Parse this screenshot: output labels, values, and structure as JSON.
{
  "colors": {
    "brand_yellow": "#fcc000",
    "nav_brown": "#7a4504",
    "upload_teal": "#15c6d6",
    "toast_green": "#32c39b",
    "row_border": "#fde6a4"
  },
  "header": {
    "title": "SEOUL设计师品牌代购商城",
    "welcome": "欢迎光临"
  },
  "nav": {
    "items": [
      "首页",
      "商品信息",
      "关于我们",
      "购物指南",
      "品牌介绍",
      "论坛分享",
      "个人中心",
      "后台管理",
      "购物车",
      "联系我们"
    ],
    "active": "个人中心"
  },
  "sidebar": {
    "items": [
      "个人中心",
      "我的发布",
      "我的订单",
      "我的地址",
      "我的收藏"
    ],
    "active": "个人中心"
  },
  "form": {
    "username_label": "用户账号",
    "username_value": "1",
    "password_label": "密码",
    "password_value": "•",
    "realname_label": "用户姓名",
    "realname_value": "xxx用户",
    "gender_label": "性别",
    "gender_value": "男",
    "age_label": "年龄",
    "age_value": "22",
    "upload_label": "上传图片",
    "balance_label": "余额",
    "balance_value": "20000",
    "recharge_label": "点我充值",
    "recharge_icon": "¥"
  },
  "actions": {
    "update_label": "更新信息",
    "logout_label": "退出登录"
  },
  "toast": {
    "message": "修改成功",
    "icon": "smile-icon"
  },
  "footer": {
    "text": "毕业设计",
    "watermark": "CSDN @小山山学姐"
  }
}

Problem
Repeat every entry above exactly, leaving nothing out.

Exercise answer
Parse this screenshot: output labels, values, and structure as JSON.
{
  "colors": {
    "brand_yellow": "#fcc000",
    "nav_brown": "#7a4504",
    "upload_teal": "#15c6d6",
    "toast_green": "#32c39b",
    "row_border": "#fde6a4"
  },
  "header": {
    "title": "SEOUL设计师品牌代购商城",
    "welcome": "欢迎光临"
  },
  "nav": {
    "items": [
      "首页",
      "商品信息",
      "关于我们",
      "购物指南",
      "品牌介绍",
      "论坛分享",
      "个人中心",
      "后台管理",
      "购物车",
      "联系我们"
    ],
    "active": "个人中心"
  },
  "sidebar": {
    "items": [
      "个人中心",
      "我的发布",
      "我的订单",
      "我的地址",
      "我的收藏"
    ],
    "active": "个人中心"
  },
  "form": {
    "username_label": "用户账号",
    "username_value": "1",
    "password_label": "密码",
    "password_value": "•",
    "realname_label": "用户姓名",
    "realname_value": "xxx用户",
    "gender_label": "性别",
    "gender_value": "男",
    "age_label": "年龄",
    "age_value": "22",
    "upload_label": "上传图片",
    "balance_label": "余额",
    "balance_value": "20000",
    "recharge_label": "点我充值",
    "recharge_icon": "¥"
  },
  "actions": {
    "update_label": "更新信息",
    "logout_label": "退出登录"
  },
  "toast": {
    "message": "修改成功",
    "icon": "smile-icon"
  },
  "footer": {
    "text": "毕业设计",
    "watermark": "CSDN @小山山学姐"
  }
}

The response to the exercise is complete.